The May 24 attack at Robb Elementary School is the deadliest school shooting in the U.S. in nearly a decade, and for three days police offered a confusing and sometimes contradictory timeline that drew public anger and frustration.
Authorities now acknowledge that students and teachers repeatedly begged 911 operators for help while the police chief told more than a dozen officers to wait in a hallway. Officials said he believed that the suspect was barricaded inside adjoining classrooms and that there was no longer an active attack.
The chief’s decision — and the officers’ apparent willingness to follow his directives against established active-shooter protocols — prompted questions about whether more lives were lost because officers did not act faster to stop the gunman, and who should be held responsible.
Di Carlo told HuffPost he wrote to the Uvalde Police Department about what happened, but has not received a response. The police have not publicly commented about Gomez’s allegations.
An emotional Gomez told CBS News she thinks the officers’ delayed response cost innocent children their lives.
“They could have saved many more lives,” Gomez said in an interview earlier this month. “They could have gone into the classroom, and maybe two or three would have been gone, but they could have saved the whole, more, the whole class. They could have done something — gone through the window, sniped him through the window. Something, but nothing was being done.”
Last week, the Uvalde Consolidated Independent School District’s Superintendent Hal Harrell confirmed that Arredondo has been put on administrative leave, citing still-unanswered questions about what happened that day.

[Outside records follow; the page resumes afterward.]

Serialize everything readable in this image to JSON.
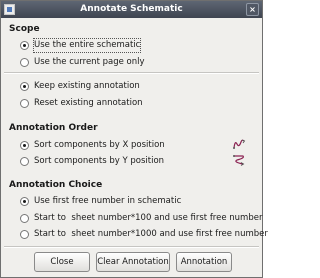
{
  "window": {
    "title": "Annotate Schematic",
    "close_glyph": "×"
  },
  "scope": {
    "heading": "Scope",
    "options": [
      {
        "label": "Use the entire schematic",
        "selected": true
      },
      {
        "label": "Use the current page only",
        "selected": false
      },
      {
        "label": "Keep existing annotation",
        "selected": true
      },
      {
        "label": "Reset existing annotation",
        "selected": false
      }
    ]
  },
  "order": {
    "heading": "Annotation Order",
    "options": [
      {
        "label": "Sort components by X position",
        "selected": true,
        "icon": "sort-x-icon"
      },
      {
        "label": "Sort components by Y position",
        "selected": false,
        "icon": "sort-y-icon"
      }
    ]
  },
  "choice": {
    "heading": "Annotation Choice",
    "options": [
      {
        "label": "Use first free number in schematic",
        "selected": true
      },
      {
        "label": "Start to  sheet number*100 and use first free number",
        "selected": false
      },
      {
        "label": "Start to  sheet number*1000 and use first free number",
        "selected": false
      }
    ]
  },
  "buttons": {
    "close": "Close",
    "clear": "Clear Annotation",
    "annotate": "Annotation"
  },
  "colors": {
    "titlebar": "#4a505b",
    "dialog_bg": "#f0efec",
    "accent_icon": "#8b2252"
  }
}
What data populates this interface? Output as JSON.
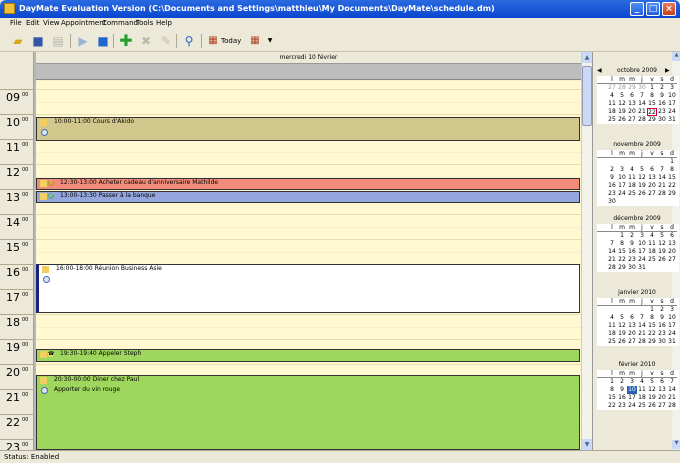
{
  "window": {
    "title": "DayMate Evaluation Version (C:\\Documents and Settings\\matthieu\\My Documents\\DayMate\\schedule.dm)"
  },
  "menu": [
    "File",
    "Edit",
    "View",
    "Appointment",
    "Command",
    "Tools",
    "Help"
  ],
  "toolbar": {
    "today_label": "Today"
  },
  "dayview": {
    "header": "mercredi 10 février",
    "hours": [
      {
        "h": "09",
        "m": "00"
      },
      {
        "h": "10",
        "m": "00"
      },
      {
        "h": "11",
        "m": "00"
      },
      {
        "h": "12",
        "m": "00"
      },
      {
        "h": "13",
        "m": "00"
      },
      {
        "h": "14",
        "m": "00"
      },
      {
        "h": "15",
        "m": "00"
      },
      {
        "h": "16",
        "m": "00"
      },
      {
        "h": "17",
        "m": "00"
      },
      {
        "h": "18",
        "m": "00"
      },
      {
        "h": "19",
        "m": "00"
      },
      {
        "h": "20",
        "m": "00"
      },
      {
        "h": "21",
        "m": "00"
      },
      {
        "h": "22",
        "m": "00"
      },
      {
        "h": "23",
        "m": "00"
      }
    ],
    "appointments": [
      {
        "text": "10:00-11:00 Cours d'Akido",
        "color": "#d2c88e"
      },
      {
        "text": "12:30-13:00 Acheter cadeau d'anniversaire Mathilde",
        "color": "#f28c7a"
      },
      {
        "text": "13:00-13:30 Passer à la banque",
        "color": "#93a6dd"
      },
      {
        "text": "16:00-18:00 Réunion Business Asie",
        "color": "#ffffff"
      },
      {
        "text": "19:30-19:40 Appeler Steph",
        "color": "#9fd65e"
      },
      {
        "text": "20:30-00:00 Diner chez Paul",
        "note": "Apporter du vin rouge",
        "color": "#9fd65e"
      }
    ]
  },
  "calendars": [
    {
      "month": "octobre 2009",
      "days": [
        "l",
        "m",
        "m",
        "j",
        "v",
        "s",
        "d"
      ],
      "weeks": [
        [
          "27",
          "28",
          "29",
          "30",
          "1",
          "2",
          "3"
        ],
        [
          "4",
          "5",
          "6",
          "7",
          "8",
          "9",
          "10"
        ],
        [
          "11",
          "12",
          "13",
          "14",
          "15",
          "16",
          "17"
        ],
        [
          "18",
          "19",
          "20",
          "21",
          "22",
          "23",
          "24"
        ],
        [
          "25",
          "26",
          "27",
          "28",
          "29",
          "30",
          "31"
        ]
      ]
    },
    {
      "month": "novembre 2009",
      "days": [
        "l",
        "m",
        "m",
        "j",
        "v",
        "s",
        "d"
      ],
      "weeks": [
        [
          "",
          "",
          "",
          "",
          "",
          "",
          "1"
        ],
        [
          "2",
          "3",
          "4",
          "5",
          "6",
          "7",
          "8"
        ],
        [
          "9",
          "10",
          "11",
          "12",
          "13",
          "14",
          "15"
        ],
        [
          "16",
          "17",
          "18",
          "19",
          "20",
          "21",
          "22"
        ],
        [
          "23",
          "24",
          "25",
          "26",
          "27",
          "28",
          "29"
        ],
        [
          "30",
          "",
          "",
          "",
          "",
          "",
          ""
        ]
      ]
    },
    {
      "month": "décembre 2009",
      "days": [
        "l",
        "m",
        "m",
        "j",
        "v",
        "s",
        "d"
      ],
      "weeks": [
        [
          "",
          "1",
          "2",
          "3",
          "4",
          "5",
          "6"
        ],
        [
          "7",
          "8",
          "9",
          "10",
          "11",
          "12",
          "13"
        ],
        [
          "14",
          "15",
          "16",
          "17",
          "18",
          "19",
          "20"
        ],
        [
          "21",
          "22",
          "23",
          "24",
          "25",
          "26",
          "27"
        ],
        [
          "28",
          "29",
          "30",
          "31",
          "",
          "",
          ""
        ]
      ]
    },
    {
      "month": "janvier 2010",
      "days": [
        "l",
        "m",
        "m",
        "j",
        "v",
        "s",
        "d"
      ],
      "weeks": [
        [
          "",
          "",
          "",
          "",
          "1",
          "2",
          "3"
        ],
        [
          "4",
          "5",
          "6",
          "7",
          "8",
          "9",
          "10"
        ],
        [
          "11",
          "12",
          "13",
          "14",
          "15",
          "16",
          "17"
        ],
        [
          "18",
          "19",
          "20",
          "21",
          "22",
          "23",
          "24"
        ],
        [
          "25",
          "26",
          "27",
          "28",
          "29",
          "30",
          "31"
        ]
      ]
    },
    {
      "month": "février 2010",
      "days": [
        "l",
        "m",
        "m",
        "j",
        "v",
        "s",
        "d"
      ],
      "weeks": [
        [
          "1",
          "2",
          "3",
          "4",
          "5",
          "6",
          "7"
        ],
        [
          "8",
          "9",
          "10",
          "11",
          "12",
          "13",
          "14"
        ],
        [
          "15",
          "16",
          "17",
          "18",
          "19",
          "20",
          "21"
        ],
        [
          "22",
          "23",
          "24",
          "25",
          "26",
          "27",
          "28"
        ]
      ]
    }
  ],
  "status": "Status: Enabled"
}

“From the beginning of this horrible event, I shared that the district would wait until the investigation was complete before making personnel decisions,” Harrell said. “Because of the lack of clarity that remains and the unknown timing of when I will receive the results of the investigations, I have made the decision to place Chief Arredondo on administrative leave effective on this date.”
— With files from Global News’ Kathryn Mannie
© 2022 Global News, a division of Corus Entertainment Inc.